“During the 1920s, the British firm Parker-Holladay created a fictional character named Bill Jones. Mr. Jones’ dispensed his friendly advice to British clerical workers through colorful lithographic posters emblazoned with his get-right-to-the-point maxims." Why not enjoy this collection of can-do, yes-sir business motivational posters before you head back to work?
The story behind the iconic poster Keep Calm and Carry On rediscovered in 1991 at Barter Books, has been covered here before, but not in this lovely short video. And not with the new iPhone app.
On the 25th March 2011, Mark Coop of 'Keep Calm and Carry On LTD' registered a trademark of the words Keep Calm and Carry On in an attempt to take control of the very British and now very famous, nostalgia invoking, wartime poster.
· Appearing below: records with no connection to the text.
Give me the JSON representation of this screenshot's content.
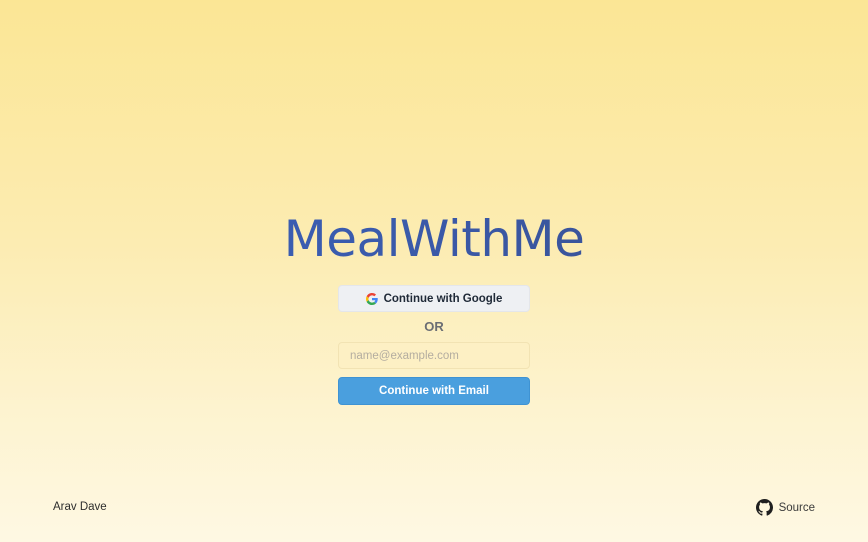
{
  "app": {
    "title": "MealWithMe"
  },
  "auth": {
    "google_button_label": "Continue with Google",
    "divider_text": "OR",
    "email_placeholder": "name@example.com",
    "email_value": "",
    "email_button_label": "Continue with Email"
  },
  "icons": {
    "google": "google-logo-icon",
    "source": "github-icon"
  },
  "footer": {
    "author": "Arav Dave",
    "source_label": "Source"
  },
  "colors": {
    "background_top": "#fbe695",
    "background_bottom": "#fef8e3",
    "title_gradient_start": "#3b64c2",
    "title_gradient_end": "#3a4c84",
    "email_button": "#4a9fde",
    "google_button": "#eef0f3"
  }
}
The trademark has angered Barter Books (who discovered the poster), wartimeposters.co.uk (owners of an original poster) and Kerry Cade from Simply Printing 4U whose business was greatly affected by the trademark. Now, in true British Spirit, a group of wartime enthusiasts has come together in an attempt to overturn the trademark. [more inside]
Canadian War Poster Collection at McGill University. And if that doesn't strike your fancy, the list of digital collections include such time-honoured favourites as Expo '67, and the award-winner for unexpected collection, Gynaecology in Traditional Chinese Medicine. (previously)
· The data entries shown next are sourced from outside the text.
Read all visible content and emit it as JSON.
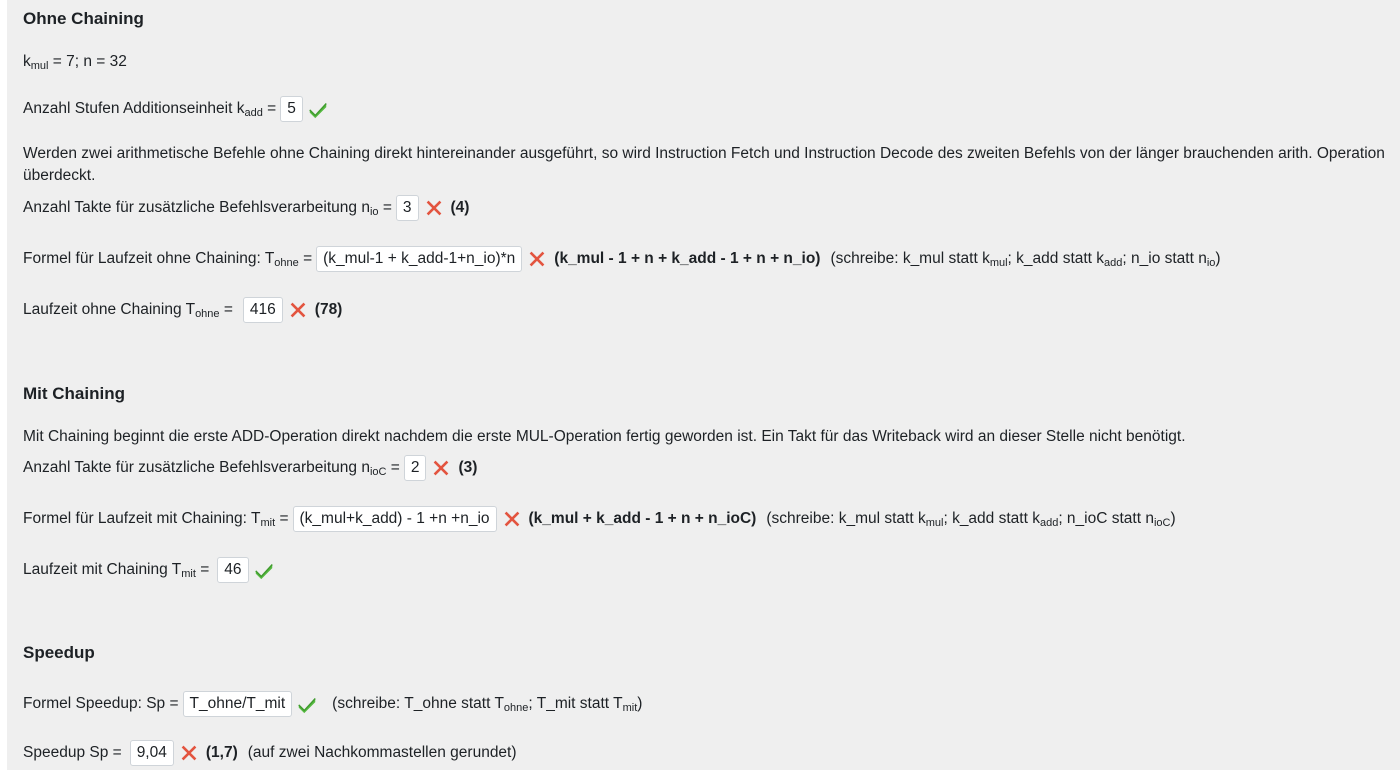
{
  "ohne": {
    "heading": "Ohne Chaining",
    "params": {
      "k": "k",
      "sub": "mul",
      "rest": " = 7; n = 32"
    },
    "stufen": {
      "label": "Anzahl Stufen Additionseinheit k",
      "sub": "add",
      "eq": " =",
      "value": "5",
      "status": "correct"
    },
    "desc": "Werden zwei arithmetische Befehle ohne Chaining direkt hintereinander ausgeführt, so wird Instruction Fetch und Instruction Decode des zweiten Befehls von der länger brauchenden arith. Operation überdeckt.",
    "takte": {
      "label": "Anzahl Takte für zusätzliche Befehlsverarbeitung n",
      "sub": "io",
      "eq": " =",
      "value": "3",
      "status": "wrong",
      "correct": "(4)"
    },
    "formel": {
      "label": "Formel für Laufzeit ohne Chaining: T",
      "sub": "ohne",
      "eq": " =",
      "value": "(k_mul-1 + k_add-1+n_io)*n",
      "status": "wrong",
      "correct": "(k_mul - 1 + n + k_add - 1 + n + n_io)",
      "note": {
        "p1": "(schreibe: k_mul statt k",
        "s1": "mul",
        "p2": "; k_add statt k",
        "s2": "add",
        "p3": "; n_io statt n",
        "s3": "io",
        "p4": ")"
      }
    },
    "laufzeit": {
      "label": "Laufzeit ohne Chaining T",
      "sub": "ohne",
      "eq": " =",
      "value": "416",
      "status": "wrong",
      "correct": "(78)"
    }
  },
  "mit": {
    "heading": "Mit Chaining",
    "desc": "Mit Chaining beginnt die erste ADD-Operation direkt nachdem die erste MUL-Operation fertig geworden ist. Ein Takt für das Writeback wird an dieser Stelle nicht benötigt.",
    "takte": {
      "label": "Anzahl Takte für zusätzliche Befehlsverarbeitung n",
      "sub": "ioC",
      "eq": " =",
      "value": "2",
      "status": "wrong",
      "correct": "(3)"
    },
    "formel": {
      "label": "Formel für Laufzeit mit Chaining: T",
      "sub": "mit",
      "eq": " =",
      "value": "(k_mul+k_add) - 1 +n +n_io",
      "status": "wrong",
      "correct": "(k_mul + k_add - 1 + n + n_ioC)",
      "note": {
        "p1": "(schreibe: k_mul statt k",
        "s1": "mul",
        "p2": "; k_add statt k",
        "s2": "add",
        "p3": "; n_ioC statt n",
        "s3": "ioC",
        "p4": ")"
      }
    },
    "laufzeit": {
      "label": "Laufzeit mit Chaining T",
      "sub": "mit",
      "eq": " =",
      "value": "46",
      "status": "correct"
    }
  },
  "speedup": {
    "heading": "Speedup",
    "formel": {
      "label": "Formel Speedup: Sp =",
      "value": "T_ohne/T_mit",
      "status": "correct",
      "note": {
        "p1": "(schreibe: T_ohne statt T",
        "s1": "ohne",
        "p2": "; T_mit statt T",
        "s2": "mit",
        "p3": ")"
      }
    },
    "wert": {
      "label": "Speedup Sp =",
      "value": "9,04",
      "status": "wrong",
      "correct": "(1,7)",
      "note": "(auf zwei Nachkommastellen gerundet)"
    }
  },
  "icons": {
    "correct": "check-icon",
    "wrong": "cross-icon"
  },
  "colors": {
    "correct": "#55b940",
    "wrong": "#e3543f"
  }
}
In 1939, King George VI commissioned the Ministry of Information to produce three posters designed to reassure and prepare the British nation for an inevitable war. The posters were designed not so much to deliver any specific instruction, but rather to suggest an attitude - from King to country - towards the unknown. Stiff upper lip, old boy. KEEP CALM AND CARRY ON. [more inside]
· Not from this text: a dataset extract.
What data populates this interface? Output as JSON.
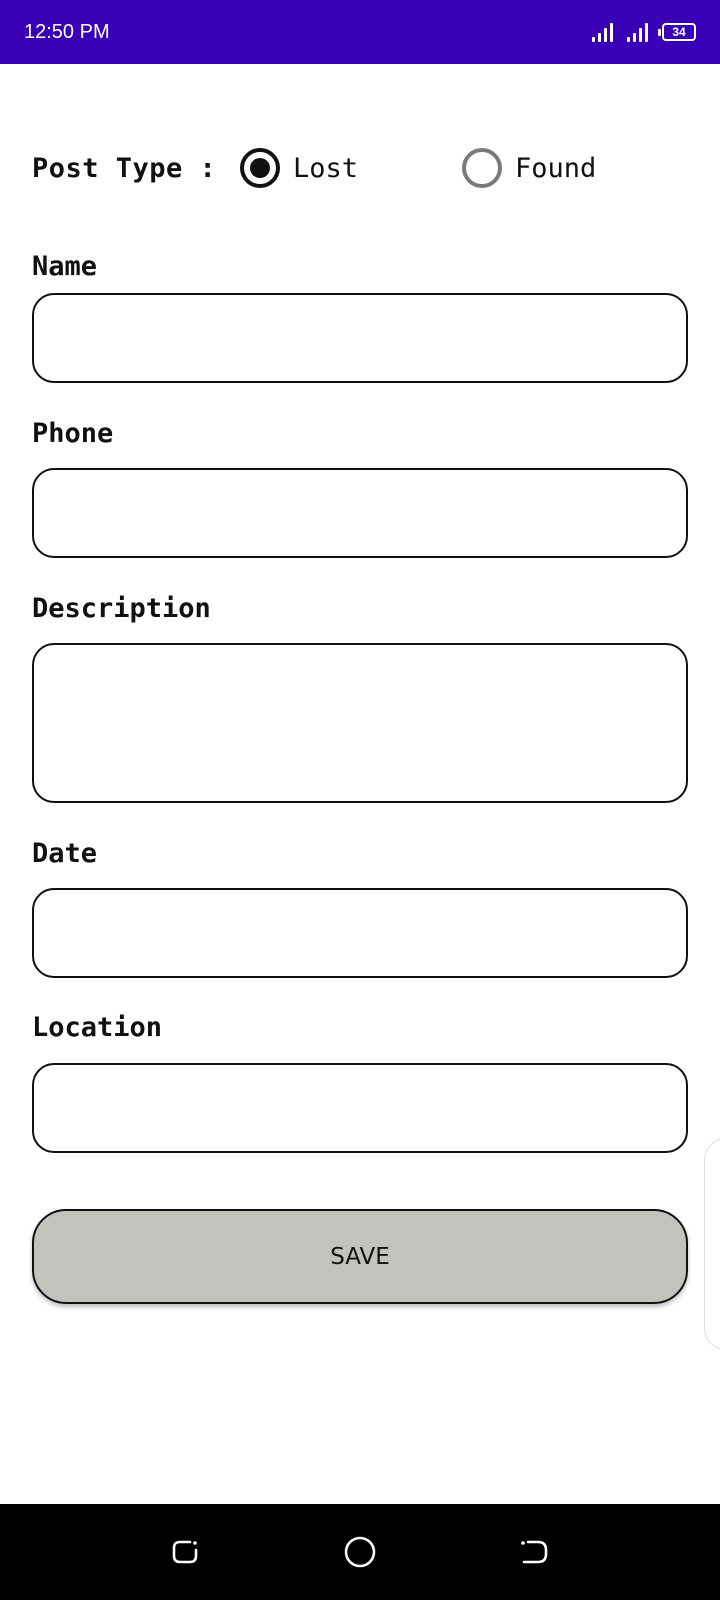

Loose lips sink ships!!!1 (There be images, some quite big here) I suspect a lot of MeFi shares my obsession with propaganda (and propaganda-style) posters, both domestic and foreign, as well as the photoshops that the Something Awful or Fark crowds generate. CoolGov has a link today to the Office of the National National Counterintelligence Executive and their Anti-Espionage poster collection. Some are great, some are almost pure propaganda, and some show how obsessed with secrecy our government has become. That lead me to Google to look for posters on the *.gov and *.mil domains. Check out the posters for "Venemous Snakes of Afghanistan and Pakistan", or what the well dressed airmen is wearing (*note the "Essentials"), posters from the NOAA telling you that "lightning kills", the Code of Ethics for Government Officers and Employees, and this one telling GI's why smoking could kill them.
Saigon Poster Art. "A Growing Collection of Pictures"